With a finite — and as far as most Democrats are concerned, insufficient — supply of taxpayer funds out there, its always interesting to see the choices that politicians with the power to spend the money make.
Take Kentucky Attorney General Jack Conway, for example. Yes, that Jack Conway, of ‘Aqua Budda’ fame. Conway has been on the warpath against for-profit colleges, spending hundreds of thousands of dollars of taxpayer funds to mount an investigation against seven academic institutions in the state.
Conway’s investigation recently got a big break. The smoking gun? Owensboro-based Daymar College seems to have overcharged students for textbooks. That’s right; apparently Daymar encouraged students to purchase textbooks in the college bookstore even though they were available more cheaply through other retailers.
For anyone who has been to college this quarter-century, the textbook charges are laughable. Every school, from community colleges all the way up to the ritziest private universities, tries to snooker students into buying their textbooks at the bookstore then they could easily get them for less on Amazon.com.
The real issue is that state officials like Conway are conducting a witch-hunt against for-profit colleges when they should be focusing time and money on rampant fraud within taxpayer-funded public schools.
For-profit colleges are private institutions that students can choose to attend or not to attend.
The same cannot be said for public schools, which are racking up institutionalized cheating scandals faster than investigators can keep up with them.
A few examples: Edison College, a public college in Florida, was recently caught forging transcripts en masse to inflate graduation rates. In Atlanta Public Schools, a massive fraud operation was uncovered that implicated hundreds of teachers in over 40 schools and went right on up to the Superintendent. Atlanta is by no means alone; an increasing number of teachers and administrators across the country have been discovered inflating grades and forging test answers in order to keep bad teachers on the rolls until they could collect their pensions.

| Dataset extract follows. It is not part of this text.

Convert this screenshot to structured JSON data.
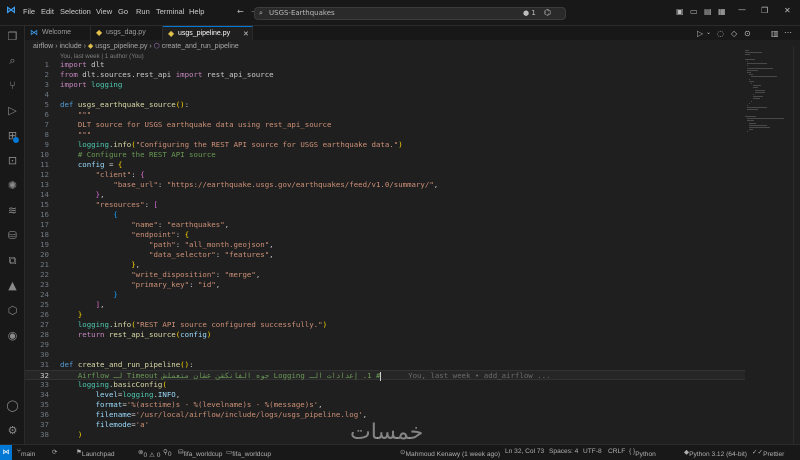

None of this is to say that there are never legitimate instances of bad behavior in for-profit schools. In Texas, the Texas Workforce Commission discovered that ATI Enterprises, which owns 16 vocational schools in the state, failed to meet state-mandated career placement standards. The result? All 16 ATI locations had their certification revoked. It’s hard to imagine the entire Atlanta Public School system being shut down, even though by all reports they are guilty of far worse offenses.
It’s not only over-zealous state officials going after for-profit colleges at the taxpayers’ expense. At the federal level, the Department of Education’s proposed ‘gainful employment’ rule would impose burdensome regulations on these institutions, making it increasingly difficult for them to provide educational opportunities to students that need the flexibility they offer.
Bottom line: As long as there is rampant waste, fraud, and abuse in public schools, let’s focus limited taxpayer resources on tackling those institutions that most children have no choice but to attend, and let the private sector take care of itself.